NTV in trouble with Ofcom
NTV in trouble with Ofcom

Bengali news channel, NTV has been rapped by Ofcom for broadcasting sponsorship during a news bulletin in July this year.

‘Borkotmoy Sehri’ was a studio-based programme broadcast during the holy month of Ramadan. It included discussions about the Qur۪an and Islamic issues, as well as recitations from the Qur۪an.

The opening credits of the programme contained a logo for Luminous Real Estate Limited underneath which appeared some on-screen text in Bengali which translates in English as Committed to a better future۝. There was no on-screen text or voice- over to indicate to viewers that the programme was sponsored by the company.

At the beginning of the programme, one of the presenters stated that the programme was sponsored by Luminous Real Estate Limited: “Assalamu Alikum [peace be upon you]. Dear viewers, we welcome you to watch our show Borkotmoy Sheri supported by Luminous Real Estate Limited.”

In the three areas of the studio in which the programme was filmed, a number of large logos for the sponsor were displayed.

At the beginning of the programme there was one large logo clearly visible behind the presenter. After approximately 20 seconds, the programme featured a second presenter in another part of the studio, who recited an extract of the Qur۪an for approximately four and a half minutes. There were four large logos for the sponsor, one behind this second presenter, one behind him to his left, one directly to his left and another directly to his right. In the majority of the camera shots two of the logos were visible and in a few of the camera shots three of the logos were clearly visible.
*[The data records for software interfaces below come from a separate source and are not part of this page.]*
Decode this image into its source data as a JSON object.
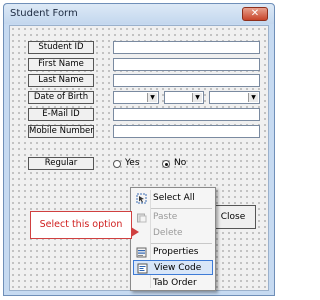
{
  "window": {
    "title": "Student Form",
    "close_symbol": "✕"
  },
  "form": {
    "labels": [
      "Student ID",
      "First Name",
      "Last Name",
      "Date of Birth",
      "E-Mail ID",
      "Mobile Number",
      "Regular"
    ],
    "radio_options": [
      {
        "label": "Yes",
        "selected": false
      },
      {
        "label": "No",
        "selected": true
      }
    ],
    "combo_arrow": "▼",
    "close_button_label": "Close"
  },
  "context_menu": {
    "items": [
      {
        "label": "Select All",
        "enabled": true,
        "icon": "select-all-icon"
      },
      {
        "label": "Paste",
        "enabled": false,
        "icon": "paste-icon"
      },
      {
        "label": "Delete",
        "enabled": false,
        "icon": "delete-icon"
      },
      {
        "label": "Properties",
        "enabled": true,
        "icon": "properties-icon"
      },
      {
        "label": "View Code",
        "enabled": true,
        "highlighted": true,
        "icon": "view-code-icon"
      },
      {
        "label": "Tab Order",
        "enabled": true,
        "icon": "tab-order-icon"
      }
    ]
  },
  "callout": {
    "text": "Select this option",
    "color": "#d04040"
  }
}
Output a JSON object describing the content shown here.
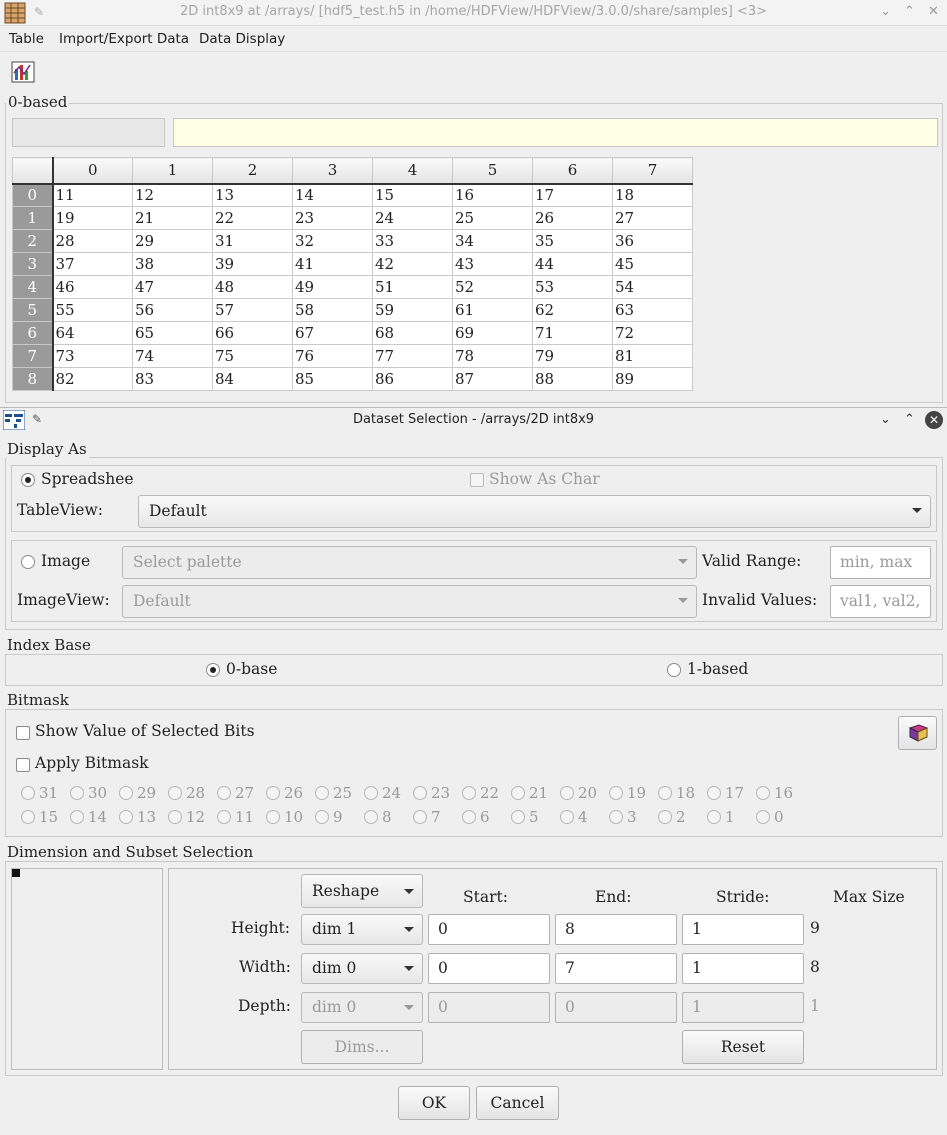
{
  "bg_window": {
    "title": "2D int8x9 at /arrays/ [hdf5_test.h5 in /home/HDFView/HDFView/3.0.0/share/samples] <3>",
    "menu": [
      "Table",
      "Import/Export Data",
      "Data Display"
    ],
    "index_group_label": "0-based",
    "table": {
      "columns": [
        "0",
        "1",
        "2",
        "3",
        "4",
        "5",
        "6",
        "7"
      ],
      "rows": [
        {
          "label": "0",
          "cells": [
            "11",
            "12",
            "13",
            "14",
            "15",
            "16",
            "17",
            "18"
          ]
        },
        {
          "label": "1",
          "cells": [
            "19",
            "21",
            "22",
            "23",
            "24",
            "25",
            "26",
            "27"
          ]
        },
        {
          "label": "2",
          "cells": [
            "28",
            "29",
            "31",
            "32",
            "33",
            "34",
            "35",
            "36"
          ]
        },
        {
          "label": "3",
          "cells": [
            "37",
            "38",
            "39",
            "41",
            "42",
            "43",
            "44",
            "45"
          ]
        },
        {
          "label": "4",
          "cells": [
            "46",
            "47",
            "48",
            "49",
            "51",
            "52",
            "53",
            "54"
          ]
        },
        {
          "label": "5",
          "cells": [
            "55",
            "56",
            "57",
            "58",
            "59",
            "61",
            "62",
            "63"
          ]
        },
        {
          "label": "6",
          "cells": [
            "64",
            "65",
            "66",
            "67",
            "68",
            "69",
            "71",
            "72"
          ]
        },
        {
          "label": "7",
          "cells": [
            "73",
            "74",
            "75",
            "76",
            "77",
            "78",
            "79",
            "81"
          ]
        },
        {
          "label": "8",
          "cells": [
            "82",
            "83",
            "84",
            "85",
            "86",
            "87",
            "88",
            "89"
          ]
        }
      ]
    }
  },
  "dialog": {
    "title": "Dataset Selection - /arrays/2D int8x9",
    "display_as": {
      "label": "Display As",
      "spreadsheet": "Spreadshee",
      "show_as_char": "Show As Char",
      "tableview_label": "TableView:",
      "tableview_value": "Default",
      "image": "Image",
      "palette_placeholder": "Select palette",
      "valid_range_label": "Valid Range:",
      "valid_range_placeholder": "min, max",
      "imageview_label": "ImageView:",
      "imageview_value": "Default",
      "invalid_values_label": "Invalid Values:",
      "invalid_values_placeholder": "val1, val2,"
    },
    "index_base": {
      "label": "Index Base",
      "zero_based": "0-base",
      "one_based": "1-based"
    },
    "bitmask": {
      "label": "Bitmask",
      "show_value": "Show Value of Selected Bits",
      "apply_bitmask": "Apply Bitmask",
      "bits_row1": [
        "31",
        "30",
        "29",
        "28",
        "27",
        "26",
        "25",
        "24",
        "23",
        "22",
        "21",
        "20",
        "19",
        "18",
        "17",
        "16"
      ],
      "bits_row2": [
        "15",
        "14",
        "13",
        "12",
        "11",
        "10",
        "9",
        "8",
        "7",
        "6",
        "5",
        "4",
        "3",
        "2",
        "1",
        "0"
      ]
    },
    "dimension": {
      "label": "Dimension and Subset Selection",
      "reshape": "Reshape",
      "start_header": "Start:",
      "end_header": "End:",
      "stride_header": "Stride:",
      "max_header": "Max Size",
      "height_label": "Height:",
      "height_dim": "dim 1",
      "height_start": "0",
      "height_end": "8",
      "height_stride": "1",
      "height_max": "9",
      "width_label": "Width:",
      "width_dim": "dim 0",
      "width_start": "0",
      "width_end": "7",
      "width_stride": "1",
      "width_max": "8",
      "depth_label": "Depth:",
      "depth_dim": "dim 0",
      "depth_start": "0",
      "depth_end": "0",
      "depth_stride": "1",
      "depth_max": "1",
      "dims_button": "Dims...",
      "reset_button": "Reset"
    },
    "ok": "OK",
    "cancel": "Cancel"
  }
}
The Licensee explained that there was a delay of several hours between receiving the content and transmitting it on NTV to enable it to undertake compliance checks. However, on this occasion, the member of staff who was responsible for ensuring the compliance of the content believed that as the company whose name appeared on the programme was a Bangladeshi company with no business or other commercial interests in the UK, any form of promotion would not be beneficial to them and would therefore not be an issue under the Code. The Licensee explained that it has taken internal disciplinary action against the staff member and has provided further training to all staff to ensure no similar breaches occur in future. The Licensee accepted that it did not comply with the Code on this occasion and has confirmed to Ofcom that it will not broadcast the programme again.

Ofcom judged that the frequency and duration of the number of sponsor logos which appeared in the studio provided the sponsor with greater prominence than was necessary. Further, although there was a brief verbal reference to the sponsorship arrangement at the start of the programme, the frequent sponsor logos throughout the rest of the programme were not accompanied by a statement identifying the sponsorship arrangement.

Ofcom was also concerned that the Licensee had admitted that the staff member in question had not had a clear understanding of the relevant requirements of the Code and therefore welcome the steps it says it has taken to rectify this.